* _What the task asks_: Every record below is to be restated word for word.

[Entries from a dataset of interfaces]
- - - - - - -
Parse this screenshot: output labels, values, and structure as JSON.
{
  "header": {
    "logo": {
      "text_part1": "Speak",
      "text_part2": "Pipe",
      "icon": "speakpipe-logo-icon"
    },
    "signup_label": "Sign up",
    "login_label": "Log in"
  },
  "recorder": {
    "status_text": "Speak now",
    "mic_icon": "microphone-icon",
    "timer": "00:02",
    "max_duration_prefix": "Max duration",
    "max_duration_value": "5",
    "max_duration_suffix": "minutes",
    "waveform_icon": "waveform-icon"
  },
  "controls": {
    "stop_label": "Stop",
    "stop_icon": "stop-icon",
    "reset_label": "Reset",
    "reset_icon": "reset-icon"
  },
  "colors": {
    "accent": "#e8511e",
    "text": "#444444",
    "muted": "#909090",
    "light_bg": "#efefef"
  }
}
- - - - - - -
* _Task output_:
Parse this screenshot: output labels, values, and structure as JSON.
{
  "header": {
    "logo": {
      "text_part1": "Speak",
      "text_part2": "Pipe",
      "icon": "speakpipe-logo-icon"
    },
    "signup_label": "Sign up",
    "login_label": "Log in"
  },
  "recorder": {
    "status_text": "Speak now",
    "mic_icon": "microphone-icon",
    "timer": "00:02",
    "max_duration_prefix": "Max duration",
    "max_duration_value": "5",
    "max_duration_suffix": "minutes",
    "waveform_icon": "waveform-icon"
  },
  "controls": {
    "stop_label": "Stop",
    "stop_icon": "stop-icon",
    "reset_label": "Reset",
    "reset_icon": "reset-icon"
  },
  "colors": {
    "accent": "#e8511e",
    "text": "#444444",
    "muted": "#909090",
    "light_bg": "#efefef"
  }
}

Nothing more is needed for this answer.